━━━━━ Entries supplied ━━━━━

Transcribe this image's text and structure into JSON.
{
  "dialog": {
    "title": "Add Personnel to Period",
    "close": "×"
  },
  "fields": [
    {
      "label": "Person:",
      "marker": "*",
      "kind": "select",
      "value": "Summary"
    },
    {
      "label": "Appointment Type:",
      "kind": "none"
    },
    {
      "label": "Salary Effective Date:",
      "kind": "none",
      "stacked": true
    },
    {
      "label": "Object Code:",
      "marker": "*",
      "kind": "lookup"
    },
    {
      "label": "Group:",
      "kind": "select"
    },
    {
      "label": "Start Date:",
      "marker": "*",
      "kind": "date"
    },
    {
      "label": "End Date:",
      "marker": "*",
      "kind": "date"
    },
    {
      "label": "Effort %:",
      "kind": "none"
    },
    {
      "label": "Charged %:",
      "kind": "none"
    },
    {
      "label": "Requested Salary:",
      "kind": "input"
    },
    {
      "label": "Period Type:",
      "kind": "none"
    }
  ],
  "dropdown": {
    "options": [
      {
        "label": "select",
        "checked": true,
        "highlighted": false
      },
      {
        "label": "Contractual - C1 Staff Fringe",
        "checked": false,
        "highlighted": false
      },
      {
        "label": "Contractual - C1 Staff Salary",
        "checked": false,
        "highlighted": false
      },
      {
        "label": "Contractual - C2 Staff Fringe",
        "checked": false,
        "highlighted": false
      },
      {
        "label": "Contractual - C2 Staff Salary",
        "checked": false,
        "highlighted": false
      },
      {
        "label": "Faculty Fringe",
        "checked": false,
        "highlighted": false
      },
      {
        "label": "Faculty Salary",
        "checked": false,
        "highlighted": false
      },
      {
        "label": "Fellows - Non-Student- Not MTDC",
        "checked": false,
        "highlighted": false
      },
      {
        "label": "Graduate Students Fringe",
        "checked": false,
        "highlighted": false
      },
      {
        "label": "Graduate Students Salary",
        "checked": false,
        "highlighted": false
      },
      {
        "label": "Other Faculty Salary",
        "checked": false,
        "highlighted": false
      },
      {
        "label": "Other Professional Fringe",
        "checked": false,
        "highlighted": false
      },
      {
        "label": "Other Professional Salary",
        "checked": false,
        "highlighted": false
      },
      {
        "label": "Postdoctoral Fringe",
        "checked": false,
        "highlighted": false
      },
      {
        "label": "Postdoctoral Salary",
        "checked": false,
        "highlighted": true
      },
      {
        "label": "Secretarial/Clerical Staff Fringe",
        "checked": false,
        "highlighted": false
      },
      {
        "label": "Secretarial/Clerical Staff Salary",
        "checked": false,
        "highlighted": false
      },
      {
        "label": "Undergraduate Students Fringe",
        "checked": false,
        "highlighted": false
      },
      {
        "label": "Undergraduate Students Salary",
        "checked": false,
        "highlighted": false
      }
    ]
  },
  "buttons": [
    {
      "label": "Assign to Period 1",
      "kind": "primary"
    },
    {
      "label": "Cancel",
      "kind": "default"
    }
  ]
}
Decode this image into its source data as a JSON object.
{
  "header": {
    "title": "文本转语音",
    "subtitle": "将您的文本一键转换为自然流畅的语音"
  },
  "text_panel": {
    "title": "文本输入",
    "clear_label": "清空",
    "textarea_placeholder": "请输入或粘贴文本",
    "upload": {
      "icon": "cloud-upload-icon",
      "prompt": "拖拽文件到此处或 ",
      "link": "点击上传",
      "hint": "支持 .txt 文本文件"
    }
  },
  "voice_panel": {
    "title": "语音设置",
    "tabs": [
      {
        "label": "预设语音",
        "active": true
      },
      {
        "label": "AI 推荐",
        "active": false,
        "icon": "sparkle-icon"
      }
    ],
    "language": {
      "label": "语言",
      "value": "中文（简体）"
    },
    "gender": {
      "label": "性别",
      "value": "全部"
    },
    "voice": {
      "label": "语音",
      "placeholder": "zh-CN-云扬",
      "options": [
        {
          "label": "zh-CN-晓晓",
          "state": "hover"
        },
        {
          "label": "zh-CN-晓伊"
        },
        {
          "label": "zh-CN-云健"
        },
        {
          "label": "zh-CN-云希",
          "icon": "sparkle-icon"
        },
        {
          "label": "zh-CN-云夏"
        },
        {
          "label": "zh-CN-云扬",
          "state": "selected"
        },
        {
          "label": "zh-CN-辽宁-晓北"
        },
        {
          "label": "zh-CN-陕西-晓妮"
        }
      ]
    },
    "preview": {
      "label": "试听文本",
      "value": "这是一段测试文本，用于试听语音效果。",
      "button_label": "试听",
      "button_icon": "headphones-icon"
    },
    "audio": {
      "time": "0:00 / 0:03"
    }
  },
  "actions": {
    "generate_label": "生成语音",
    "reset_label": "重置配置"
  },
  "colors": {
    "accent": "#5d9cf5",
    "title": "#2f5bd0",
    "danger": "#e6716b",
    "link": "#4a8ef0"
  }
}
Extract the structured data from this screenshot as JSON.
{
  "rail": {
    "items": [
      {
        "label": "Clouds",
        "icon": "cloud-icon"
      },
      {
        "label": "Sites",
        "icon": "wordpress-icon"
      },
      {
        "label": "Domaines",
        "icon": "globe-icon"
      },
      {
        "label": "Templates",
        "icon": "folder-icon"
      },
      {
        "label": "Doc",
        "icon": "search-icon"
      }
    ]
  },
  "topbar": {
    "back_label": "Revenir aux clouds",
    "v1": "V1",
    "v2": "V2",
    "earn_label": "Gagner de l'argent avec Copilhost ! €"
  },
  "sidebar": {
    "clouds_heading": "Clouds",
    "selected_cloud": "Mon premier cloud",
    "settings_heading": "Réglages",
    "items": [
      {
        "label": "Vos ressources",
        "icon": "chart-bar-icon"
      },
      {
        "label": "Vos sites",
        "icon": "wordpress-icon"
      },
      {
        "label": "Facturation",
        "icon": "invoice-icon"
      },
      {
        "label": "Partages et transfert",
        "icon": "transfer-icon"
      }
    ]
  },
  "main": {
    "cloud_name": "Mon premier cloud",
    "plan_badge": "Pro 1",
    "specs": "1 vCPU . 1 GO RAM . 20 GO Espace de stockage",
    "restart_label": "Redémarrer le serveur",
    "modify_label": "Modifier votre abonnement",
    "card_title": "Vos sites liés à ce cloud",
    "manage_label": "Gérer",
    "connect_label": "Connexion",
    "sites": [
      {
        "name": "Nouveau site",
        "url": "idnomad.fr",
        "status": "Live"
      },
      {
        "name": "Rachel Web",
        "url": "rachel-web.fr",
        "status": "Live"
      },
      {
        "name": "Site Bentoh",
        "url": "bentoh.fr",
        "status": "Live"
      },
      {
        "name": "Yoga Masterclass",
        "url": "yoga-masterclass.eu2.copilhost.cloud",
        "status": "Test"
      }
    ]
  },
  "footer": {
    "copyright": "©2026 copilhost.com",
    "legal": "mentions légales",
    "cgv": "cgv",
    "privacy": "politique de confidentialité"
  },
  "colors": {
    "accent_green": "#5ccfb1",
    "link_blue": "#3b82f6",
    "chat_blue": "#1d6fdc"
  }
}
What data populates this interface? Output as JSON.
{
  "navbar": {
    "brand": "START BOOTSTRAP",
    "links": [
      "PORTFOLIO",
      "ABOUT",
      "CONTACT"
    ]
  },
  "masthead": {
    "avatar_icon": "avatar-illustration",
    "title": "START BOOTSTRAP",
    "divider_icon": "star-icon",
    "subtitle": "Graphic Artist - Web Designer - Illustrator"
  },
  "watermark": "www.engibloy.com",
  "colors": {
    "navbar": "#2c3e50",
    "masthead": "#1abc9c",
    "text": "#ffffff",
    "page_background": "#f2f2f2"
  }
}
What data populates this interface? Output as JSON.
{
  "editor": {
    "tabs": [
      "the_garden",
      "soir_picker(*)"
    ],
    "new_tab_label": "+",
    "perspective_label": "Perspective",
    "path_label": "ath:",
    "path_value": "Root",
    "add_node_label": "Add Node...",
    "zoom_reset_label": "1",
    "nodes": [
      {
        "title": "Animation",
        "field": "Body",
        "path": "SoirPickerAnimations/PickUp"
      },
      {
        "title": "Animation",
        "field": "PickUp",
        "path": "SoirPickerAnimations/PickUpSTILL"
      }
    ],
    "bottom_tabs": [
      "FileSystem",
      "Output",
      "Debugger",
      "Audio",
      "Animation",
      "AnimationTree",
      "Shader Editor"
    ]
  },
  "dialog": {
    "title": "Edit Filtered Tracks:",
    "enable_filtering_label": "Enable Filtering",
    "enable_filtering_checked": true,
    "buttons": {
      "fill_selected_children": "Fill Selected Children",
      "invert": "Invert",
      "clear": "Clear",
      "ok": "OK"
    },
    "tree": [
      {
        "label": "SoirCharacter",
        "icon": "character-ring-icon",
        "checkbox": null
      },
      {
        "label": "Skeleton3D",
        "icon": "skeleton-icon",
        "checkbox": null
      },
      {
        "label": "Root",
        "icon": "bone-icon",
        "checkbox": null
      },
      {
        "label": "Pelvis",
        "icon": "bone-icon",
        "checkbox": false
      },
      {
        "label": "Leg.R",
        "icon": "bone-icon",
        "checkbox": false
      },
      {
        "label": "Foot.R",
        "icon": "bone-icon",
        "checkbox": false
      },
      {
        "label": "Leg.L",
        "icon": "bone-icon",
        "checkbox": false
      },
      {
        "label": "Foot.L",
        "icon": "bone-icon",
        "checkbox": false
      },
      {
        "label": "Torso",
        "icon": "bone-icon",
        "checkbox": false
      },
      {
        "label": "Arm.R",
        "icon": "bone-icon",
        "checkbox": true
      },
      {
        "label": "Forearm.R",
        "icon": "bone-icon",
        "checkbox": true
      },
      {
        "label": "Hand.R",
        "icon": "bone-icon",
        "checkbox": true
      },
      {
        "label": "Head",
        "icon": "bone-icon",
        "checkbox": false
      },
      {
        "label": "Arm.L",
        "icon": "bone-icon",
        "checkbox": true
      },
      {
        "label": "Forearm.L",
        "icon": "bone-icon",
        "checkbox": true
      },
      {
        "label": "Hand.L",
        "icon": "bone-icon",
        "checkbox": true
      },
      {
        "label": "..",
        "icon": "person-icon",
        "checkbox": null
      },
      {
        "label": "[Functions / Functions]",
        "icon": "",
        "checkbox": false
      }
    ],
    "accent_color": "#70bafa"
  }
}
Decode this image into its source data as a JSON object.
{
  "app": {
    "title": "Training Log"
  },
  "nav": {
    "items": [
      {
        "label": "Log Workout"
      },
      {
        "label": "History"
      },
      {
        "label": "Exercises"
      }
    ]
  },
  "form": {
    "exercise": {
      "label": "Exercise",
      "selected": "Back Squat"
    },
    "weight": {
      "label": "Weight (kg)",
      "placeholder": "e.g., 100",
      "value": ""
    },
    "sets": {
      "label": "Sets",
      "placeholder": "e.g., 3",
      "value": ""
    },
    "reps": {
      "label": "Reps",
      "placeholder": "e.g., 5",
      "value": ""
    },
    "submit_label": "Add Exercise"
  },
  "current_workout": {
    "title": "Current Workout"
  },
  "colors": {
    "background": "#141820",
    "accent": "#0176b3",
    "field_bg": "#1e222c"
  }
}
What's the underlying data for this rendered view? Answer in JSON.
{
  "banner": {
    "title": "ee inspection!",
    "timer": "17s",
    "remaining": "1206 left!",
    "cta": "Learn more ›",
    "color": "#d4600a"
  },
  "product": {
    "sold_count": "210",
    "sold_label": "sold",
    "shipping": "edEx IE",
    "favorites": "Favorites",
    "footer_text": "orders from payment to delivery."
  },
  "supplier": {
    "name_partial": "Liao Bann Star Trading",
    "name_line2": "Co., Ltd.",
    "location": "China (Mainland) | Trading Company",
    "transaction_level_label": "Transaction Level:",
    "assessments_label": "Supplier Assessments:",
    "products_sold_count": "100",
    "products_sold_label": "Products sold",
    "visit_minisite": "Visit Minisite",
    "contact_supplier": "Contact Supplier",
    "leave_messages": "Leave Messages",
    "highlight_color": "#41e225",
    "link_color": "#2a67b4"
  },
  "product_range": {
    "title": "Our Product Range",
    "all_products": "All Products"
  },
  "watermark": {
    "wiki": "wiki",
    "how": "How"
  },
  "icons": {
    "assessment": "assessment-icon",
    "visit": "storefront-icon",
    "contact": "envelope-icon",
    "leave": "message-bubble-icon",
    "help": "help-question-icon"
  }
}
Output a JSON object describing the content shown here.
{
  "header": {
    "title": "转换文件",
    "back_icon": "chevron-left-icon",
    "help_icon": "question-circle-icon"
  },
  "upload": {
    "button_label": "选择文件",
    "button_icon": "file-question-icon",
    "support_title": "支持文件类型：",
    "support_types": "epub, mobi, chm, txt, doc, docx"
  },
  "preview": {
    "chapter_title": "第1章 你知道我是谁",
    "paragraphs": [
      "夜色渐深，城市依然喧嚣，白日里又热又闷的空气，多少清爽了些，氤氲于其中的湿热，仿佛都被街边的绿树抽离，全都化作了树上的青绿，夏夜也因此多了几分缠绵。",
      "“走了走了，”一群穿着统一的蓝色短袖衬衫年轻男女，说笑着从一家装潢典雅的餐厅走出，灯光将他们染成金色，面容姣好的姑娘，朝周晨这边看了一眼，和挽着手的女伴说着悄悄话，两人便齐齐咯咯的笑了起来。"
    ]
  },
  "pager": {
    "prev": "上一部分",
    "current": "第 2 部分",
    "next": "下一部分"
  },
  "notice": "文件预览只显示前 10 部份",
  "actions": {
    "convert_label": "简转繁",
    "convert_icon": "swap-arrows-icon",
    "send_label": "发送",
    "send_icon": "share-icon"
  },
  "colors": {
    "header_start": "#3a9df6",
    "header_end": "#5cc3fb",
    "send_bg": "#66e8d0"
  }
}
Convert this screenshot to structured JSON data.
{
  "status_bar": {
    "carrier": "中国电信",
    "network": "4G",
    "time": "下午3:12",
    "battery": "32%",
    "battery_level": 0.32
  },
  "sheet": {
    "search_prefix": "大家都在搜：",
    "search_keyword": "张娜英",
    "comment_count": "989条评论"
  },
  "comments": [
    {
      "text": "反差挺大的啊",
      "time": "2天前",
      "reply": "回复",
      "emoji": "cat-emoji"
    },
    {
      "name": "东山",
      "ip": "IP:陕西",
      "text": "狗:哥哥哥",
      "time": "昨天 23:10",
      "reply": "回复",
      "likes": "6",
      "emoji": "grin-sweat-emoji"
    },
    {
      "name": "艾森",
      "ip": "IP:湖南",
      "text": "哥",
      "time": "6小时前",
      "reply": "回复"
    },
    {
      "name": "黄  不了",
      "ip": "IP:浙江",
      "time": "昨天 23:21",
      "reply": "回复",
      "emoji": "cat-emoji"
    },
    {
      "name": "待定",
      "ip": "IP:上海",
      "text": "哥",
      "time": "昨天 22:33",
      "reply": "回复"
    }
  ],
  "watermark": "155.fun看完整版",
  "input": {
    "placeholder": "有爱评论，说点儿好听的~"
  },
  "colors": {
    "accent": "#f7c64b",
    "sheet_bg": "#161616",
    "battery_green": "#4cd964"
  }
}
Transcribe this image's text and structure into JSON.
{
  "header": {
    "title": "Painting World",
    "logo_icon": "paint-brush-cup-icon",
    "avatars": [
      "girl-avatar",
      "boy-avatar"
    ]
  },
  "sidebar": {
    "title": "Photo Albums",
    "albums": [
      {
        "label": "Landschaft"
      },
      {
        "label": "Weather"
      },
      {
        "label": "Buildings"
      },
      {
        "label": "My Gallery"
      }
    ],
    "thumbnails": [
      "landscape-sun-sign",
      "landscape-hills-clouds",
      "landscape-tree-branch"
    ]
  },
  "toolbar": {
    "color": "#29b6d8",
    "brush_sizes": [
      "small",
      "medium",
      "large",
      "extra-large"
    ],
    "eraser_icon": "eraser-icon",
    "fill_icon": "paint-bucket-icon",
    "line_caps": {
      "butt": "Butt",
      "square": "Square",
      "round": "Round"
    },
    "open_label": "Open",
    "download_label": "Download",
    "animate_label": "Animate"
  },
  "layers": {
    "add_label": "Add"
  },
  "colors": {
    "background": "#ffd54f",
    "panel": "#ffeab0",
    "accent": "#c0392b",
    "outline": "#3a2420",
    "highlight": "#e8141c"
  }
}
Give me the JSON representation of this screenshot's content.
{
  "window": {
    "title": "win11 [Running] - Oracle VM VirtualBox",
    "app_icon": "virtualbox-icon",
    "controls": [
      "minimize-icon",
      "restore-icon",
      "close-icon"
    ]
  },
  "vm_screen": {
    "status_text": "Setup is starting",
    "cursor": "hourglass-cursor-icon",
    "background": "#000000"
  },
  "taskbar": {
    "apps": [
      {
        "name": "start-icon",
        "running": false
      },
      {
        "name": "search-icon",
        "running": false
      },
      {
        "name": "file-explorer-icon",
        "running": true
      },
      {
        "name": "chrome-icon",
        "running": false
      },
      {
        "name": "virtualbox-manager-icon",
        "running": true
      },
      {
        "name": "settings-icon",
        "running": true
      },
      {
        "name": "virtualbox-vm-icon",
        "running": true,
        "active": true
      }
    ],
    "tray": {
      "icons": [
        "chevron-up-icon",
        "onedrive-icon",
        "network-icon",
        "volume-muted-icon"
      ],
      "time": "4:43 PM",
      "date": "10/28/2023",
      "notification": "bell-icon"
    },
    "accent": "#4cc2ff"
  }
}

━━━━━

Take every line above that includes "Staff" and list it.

**Task output:**
        "label": "Contractual - C1 Staff Fringe",
        "label": "Contractual - C1 Staff Salary",
        "label": "Contractual - C2 Staff Fringe",
        "label": "Contractual - C2 Staff Salary",
        "label": "Secretarial/Clerical Staff Fringe",
        "label": "Secretarial/Clerical Staff Salary",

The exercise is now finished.